members are registered. Hunters´ clubs, together with the organisations of associated
labour which manage the remaining twelve percent of the hunting area,
are members of the municipal hunters´ associations, and through them the
Hunters´ Association of Croatia (LSH). Their purpose is to carry out joint tasks
in the breeding, protection, hunting and utilization of game. The members of
the hunters´ clubs are in possession of approximately 140,000 various types of
hunting guns and, consequently, play a significant role in the reinforcement and
realization of the national defence programme and the social self-^protection
scheme.
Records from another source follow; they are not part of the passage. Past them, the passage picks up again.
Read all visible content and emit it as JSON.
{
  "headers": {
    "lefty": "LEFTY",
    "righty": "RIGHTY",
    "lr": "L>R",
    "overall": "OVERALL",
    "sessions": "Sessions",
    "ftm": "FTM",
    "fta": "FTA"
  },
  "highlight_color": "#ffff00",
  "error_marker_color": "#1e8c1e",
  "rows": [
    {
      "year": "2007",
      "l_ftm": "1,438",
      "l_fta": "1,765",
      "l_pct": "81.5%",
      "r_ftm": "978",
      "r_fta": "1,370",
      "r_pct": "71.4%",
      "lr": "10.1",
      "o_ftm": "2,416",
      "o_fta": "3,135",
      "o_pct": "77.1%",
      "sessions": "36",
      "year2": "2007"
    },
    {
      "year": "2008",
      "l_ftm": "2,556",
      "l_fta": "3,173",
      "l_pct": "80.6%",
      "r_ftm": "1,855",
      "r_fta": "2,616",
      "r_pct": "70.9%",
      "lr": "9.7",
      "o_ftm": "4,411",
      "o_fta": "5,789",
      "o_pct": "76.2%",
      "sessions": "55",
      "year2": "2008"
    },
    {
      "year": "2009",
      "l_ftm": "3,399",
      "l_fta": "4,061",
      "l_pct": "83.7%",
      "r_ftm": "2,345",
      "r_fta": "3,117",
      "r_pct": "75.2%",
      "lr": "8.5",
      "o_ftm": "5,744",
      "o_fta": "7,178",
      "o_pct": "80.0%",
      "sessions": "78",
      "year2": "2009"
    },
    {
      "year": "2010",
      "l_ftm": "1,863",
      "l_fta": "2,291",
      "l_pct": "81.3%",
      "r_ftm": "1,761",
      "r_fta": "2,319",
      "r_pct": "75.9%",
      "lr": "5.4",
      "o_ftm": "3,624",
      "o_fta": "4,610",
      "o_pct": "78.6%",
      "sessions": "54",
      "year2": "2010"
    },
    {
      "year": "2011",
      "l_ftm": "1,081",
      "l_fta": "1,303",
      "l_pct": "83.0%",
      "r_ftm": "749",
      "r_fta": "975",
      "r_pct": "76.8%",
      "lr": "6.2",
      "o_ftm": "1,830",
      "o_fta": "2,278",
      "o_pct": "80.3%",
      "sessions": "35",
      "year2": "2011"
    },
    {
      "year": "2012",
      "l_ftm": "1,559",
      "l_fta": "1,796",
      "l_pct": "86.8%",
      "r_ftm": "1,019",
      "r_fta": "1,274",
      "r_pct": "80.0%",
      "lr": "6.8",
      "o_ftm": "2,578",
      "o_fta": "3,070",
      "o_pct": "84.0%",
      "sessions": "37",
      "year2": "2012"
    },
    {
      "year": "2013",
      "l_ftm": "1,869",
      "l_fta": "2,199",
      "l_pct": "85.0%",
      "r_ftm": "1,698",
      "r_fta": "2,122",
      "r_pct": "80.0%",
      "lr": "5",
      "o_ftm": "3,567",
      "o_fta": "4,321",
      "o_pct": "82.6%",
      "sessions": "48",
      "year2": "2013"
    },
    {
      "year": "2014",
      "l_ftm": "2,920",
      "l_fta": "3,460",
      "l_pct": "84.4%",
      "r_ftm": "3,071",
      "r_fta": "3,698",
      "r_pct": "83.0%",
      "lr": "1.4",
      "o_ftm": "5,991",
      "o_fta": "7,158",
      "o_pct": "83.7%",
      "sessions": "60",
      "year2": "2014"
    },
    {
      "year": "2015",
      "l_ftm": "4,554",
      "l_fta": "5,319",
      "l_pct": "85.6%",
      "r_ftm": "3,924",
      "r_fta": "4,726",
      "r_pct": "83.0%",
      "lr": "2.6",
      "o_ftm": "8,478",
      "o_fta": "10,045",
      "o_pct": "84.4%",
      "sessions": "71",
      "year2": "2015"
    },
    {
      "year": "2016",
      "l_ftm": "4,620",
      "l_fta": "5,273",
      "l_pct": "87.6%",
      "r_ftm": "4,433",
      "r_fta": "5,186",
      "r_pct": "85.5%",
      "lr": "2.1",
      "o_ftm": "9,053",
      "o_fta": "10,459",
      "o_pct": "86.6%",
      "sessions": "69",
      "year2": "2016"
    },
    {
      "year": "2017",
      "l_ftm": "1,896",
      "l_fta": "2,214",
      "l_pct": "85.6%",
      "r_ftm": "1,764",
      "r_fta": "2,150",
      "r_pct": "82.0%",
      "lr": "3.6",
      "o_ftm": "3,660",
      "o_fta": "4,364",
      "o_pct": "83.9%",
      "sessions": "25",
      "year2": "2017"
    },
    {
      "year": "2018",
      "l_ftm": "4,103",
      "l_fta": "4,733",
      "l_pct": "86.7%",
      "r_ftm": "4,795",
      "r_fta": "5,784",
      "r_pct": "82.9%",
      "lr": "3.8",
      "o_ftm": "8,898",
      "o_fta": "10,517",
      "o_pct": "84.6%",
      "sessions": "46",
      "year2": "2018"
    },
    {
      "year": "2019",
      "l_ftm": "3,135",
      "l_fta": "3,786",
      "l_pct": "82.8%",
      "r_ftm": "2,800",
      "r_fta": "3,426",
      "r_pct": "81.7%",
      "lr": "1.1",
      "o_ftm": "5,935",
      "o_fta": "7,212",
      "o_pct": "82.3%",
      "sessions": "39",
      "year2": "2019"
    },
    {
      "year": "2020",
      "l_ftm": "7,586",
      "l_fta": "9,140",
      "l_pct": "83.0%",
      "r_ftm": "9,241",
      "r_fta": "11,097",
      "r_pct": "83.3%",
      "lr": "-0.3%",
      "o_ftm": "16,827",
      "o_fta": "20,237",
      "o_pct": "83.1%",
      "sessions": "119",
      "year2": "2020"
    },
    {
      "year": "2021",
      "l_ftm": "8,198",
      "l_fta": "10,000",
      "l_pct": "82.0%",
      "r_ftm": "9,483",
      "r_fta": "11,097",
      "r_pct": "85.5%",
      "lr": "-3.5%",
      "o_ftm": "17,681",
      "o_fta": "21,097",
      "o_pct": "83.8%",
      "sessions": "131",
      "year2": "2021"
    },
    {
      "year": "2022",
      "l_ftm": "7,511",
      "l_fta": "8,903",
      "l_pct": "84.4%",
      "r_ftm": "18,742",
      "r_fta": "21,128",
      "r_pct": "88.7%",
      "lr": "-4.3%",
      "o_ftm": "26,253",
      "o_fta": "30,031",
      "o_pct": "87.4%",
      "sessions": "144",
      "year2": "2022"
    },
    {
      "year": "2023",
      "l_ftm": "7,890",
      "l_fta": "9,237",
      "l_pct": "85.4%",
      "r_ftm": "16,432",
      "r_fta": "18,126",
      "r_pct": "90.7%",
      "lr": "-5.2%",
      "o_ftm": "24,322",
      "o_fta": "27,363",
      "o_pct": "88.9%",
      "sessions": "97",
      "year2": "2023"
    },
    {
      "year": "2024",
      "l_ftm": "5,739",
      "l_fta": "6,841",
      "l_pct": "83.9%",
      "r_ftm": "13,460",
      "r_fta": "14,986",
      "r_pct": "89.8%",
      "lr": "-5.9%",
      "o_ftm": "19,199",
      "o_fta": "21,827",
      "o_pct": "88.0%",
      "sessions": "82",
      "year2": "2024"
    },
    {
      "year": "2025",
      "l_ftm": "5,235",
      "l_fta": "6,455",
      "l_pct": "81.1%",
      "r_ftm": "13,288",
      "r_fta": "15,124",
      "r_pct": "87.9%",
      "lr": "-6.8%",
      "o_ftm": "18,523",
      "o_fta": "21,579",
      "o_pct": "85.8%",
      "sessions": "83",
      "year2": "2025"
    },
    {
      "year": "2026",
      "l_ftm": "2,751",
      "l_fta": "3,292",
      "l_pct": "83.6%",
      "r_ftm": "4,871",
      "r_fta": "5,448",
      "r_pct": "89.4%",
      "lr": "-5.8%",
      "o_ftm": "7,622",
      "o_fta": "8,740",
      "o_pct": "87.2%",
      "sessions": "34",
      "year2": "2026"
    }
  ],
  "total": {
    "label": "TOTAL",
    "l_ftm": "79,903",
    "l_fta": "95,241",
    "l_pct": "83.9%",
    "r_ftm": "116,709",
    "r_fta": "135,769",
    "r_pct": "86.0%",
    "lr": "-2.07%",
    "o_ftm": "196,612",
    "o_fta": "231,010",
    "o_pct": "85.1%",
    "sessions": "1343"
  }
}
Every Yugoslav citizen who is of age can become a hunter after passing
the hunter´s examination.

Considerable funds are allocated by the hunters for the improvement of
wildlife cynology. The Law regulates that only hounds with proved innate traits
and performing ability may be used in hunting. In 1985 a total of 262 cynological
events took place in Croatia. The events included the 8th World Championship
in Hunting, held in Istria.

Organised wildlife management in Croatia has a tradition of over a hundred
years. At the end of 1881, the First Croatian Society for the Promotion of Hunting
and Fishing was founded in Zagreb, and in 1892 the Society started their newspaper
»Viestnik«, which was the forerunner of today´s »Lovački Vjesnik LSH«.